• **Task instructions**:
Gather each line of the records where "Textbook" appears.

Collected data entries

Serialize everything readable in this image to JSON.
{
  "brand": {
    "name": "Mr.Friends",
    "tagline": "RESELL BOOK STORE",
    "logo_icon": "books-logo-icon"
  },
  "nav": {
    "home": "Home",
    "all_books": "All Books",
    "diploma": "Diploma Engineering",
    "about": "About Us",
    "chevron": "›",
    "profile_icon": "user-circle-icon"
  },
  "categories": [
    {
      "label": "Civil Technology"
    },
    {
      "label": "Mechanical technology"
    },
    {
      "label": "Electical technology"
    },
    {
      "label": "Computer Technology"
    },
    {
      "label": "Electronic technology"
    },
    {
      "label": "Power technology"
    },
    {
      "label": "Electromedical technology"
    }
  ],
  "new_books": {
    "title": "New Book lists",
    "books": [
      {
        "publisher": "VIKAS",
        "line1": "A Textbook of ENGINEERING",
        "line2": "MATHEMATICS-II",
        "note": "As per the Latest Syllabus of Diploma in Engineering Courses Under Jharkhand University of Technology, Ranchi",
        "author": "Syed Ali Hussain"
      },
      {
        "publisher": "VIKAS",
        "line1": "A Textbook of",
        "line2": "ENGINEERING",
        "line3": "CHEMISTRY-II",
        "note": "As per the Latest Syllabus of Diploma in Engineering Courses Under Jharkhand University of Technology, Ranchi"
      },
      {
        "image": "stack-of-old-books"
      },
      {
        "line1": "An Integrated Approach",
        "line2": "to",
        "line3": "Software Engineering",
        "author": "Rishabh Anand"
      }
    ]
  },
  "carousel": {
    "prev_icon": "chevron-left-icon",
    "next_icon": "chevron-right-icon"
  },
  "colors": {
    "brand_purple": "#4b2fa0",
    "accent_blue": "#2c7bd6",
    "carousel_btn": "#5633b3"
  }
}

• **Reply to the exercise**:
        "line1": "A Textbook of ENGINEERING",
        "line1": "A Textbook of",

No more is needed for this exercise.